Ask HN: How do I learn (real life) COBOL?
6 projects | news.ycombinator.com | 28 Jun 2022
A great learning resource for COBOL is the Open Mainframe Project's COBOL Programming Course. The content is self-paced with labs and the best part is you get to do the labs on a real Mainframe.
Check it out: https://github.com/openmainframeproject/cobol-programming-co...6 projects | news.ycombinator.com | 28 Jun 2022
IBM offers a free set of courses here: https://ibmzxplore.influitive.com. I played around with it a few months ago. As far as I know it's still available.
It doesn't cover COBOL in great depth but does touch on various pieces of the zOS ecosystem and gives you some access to a real mainframe.
There's also this COBOL course: https://github.com/openmainframeproject/cobol-programming-co...
I haven't tried the later and I'm not entirely clear on how you get access to a mainframe environment for it.
COBOL Programming Course
3 projects | news.ycombinator.com | 1 May 2022
Ask HN: What Niche Language to Learn?
2 projects | news.ycombinator.com | 16 Nov 2021
It's certainly not as straighforward as learning a more popular language and environment, but there are online resources if you look for them. A quick search yielded https://github.com/openmainframeproject/cobol-programming-co...
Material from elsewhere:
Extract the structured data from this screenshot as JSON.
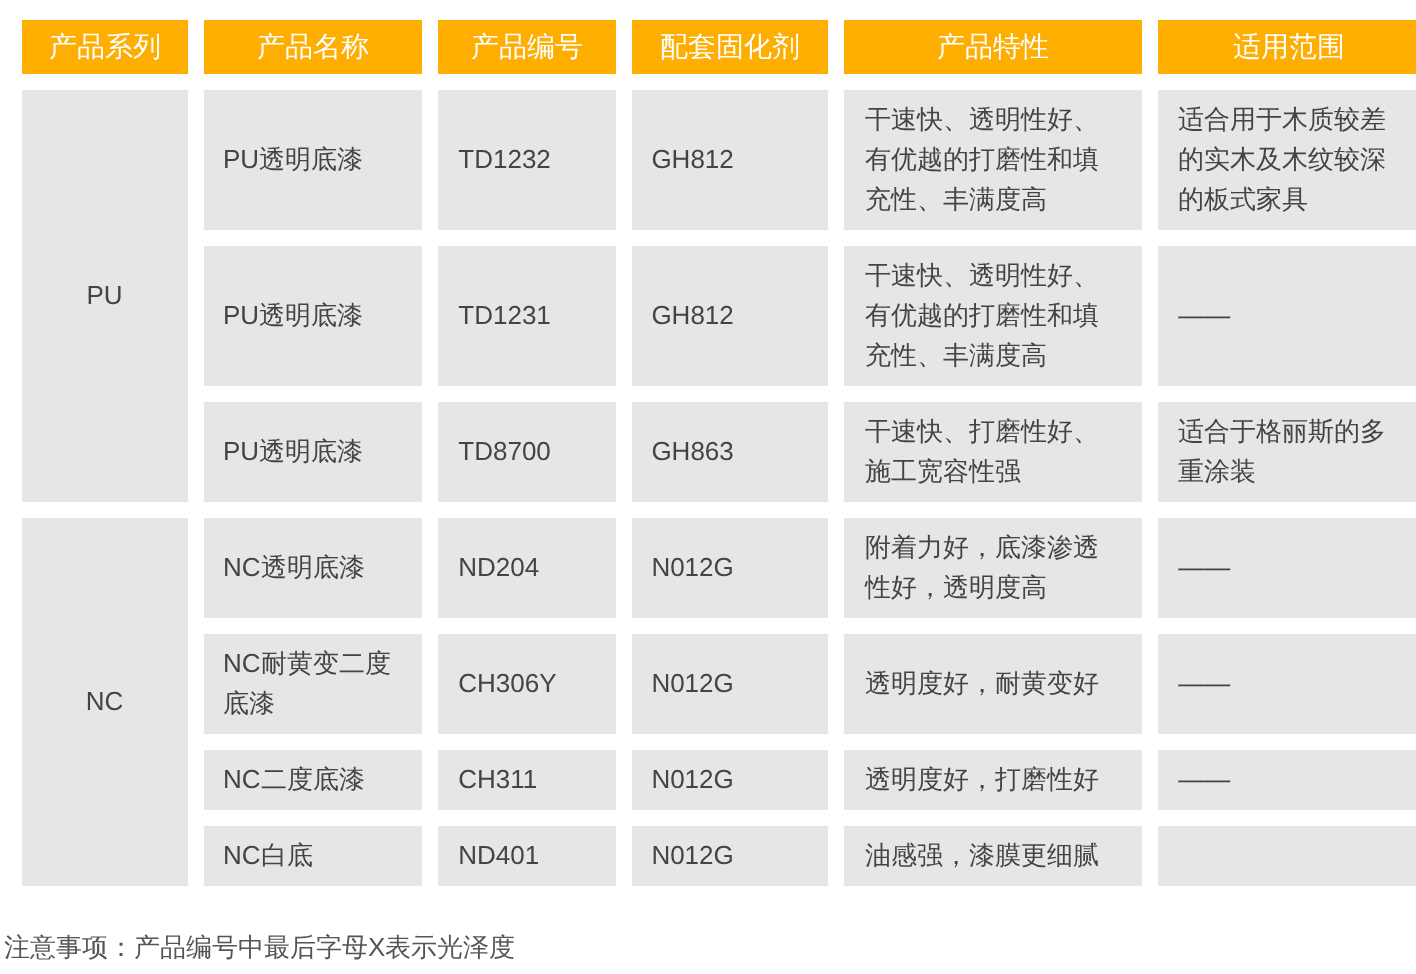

There appears to be an active community around it, and I'm sure getting help in an apprenticeship sort of way is possible. Again, we're talking about a niche language, so you can't expect the same level of accessibility as NodeJS or Go.
As for finding jobs, they're probably few and far between, but appear to be well paid from what I've heard. Places that need COBOL programmers will announce it, opportunities will likely come up from other contacts in the community, and cold contacting companies you know are using it is always an option.
Why COBOL Isn't the Problem
2 projects | news.ycombinator.com | 17 Mar 2021
The article gets it: the problem isn't COBOL, the problem is lack of maintenance. The analogy is apt, too: if you never put oil in a car & it fails, the problem is not how the car the built.
There are materials for learning COBOL. Here are some materials from the Linux Foundation's Open Mainframe project:
And when there was a call last year for COBOL programmers to help some of these aging systems, a lot of people immediately popped up: https://www.techrepublic.com/article/ibm-linux-foundation-se...
While COBOL has its quirks, it's not that hard to learn. It even has some advantages, for example, it has built-in support for fixed-point decimal arithmetic.
In general, COBOL is the scapegoat, not the actual problem.
What are some alternatives?
proleap-cobol-parser - ProLeap ANTLR4-based parser for COBOL
cobol-on-wheelchair - Micro web-framework for COBOL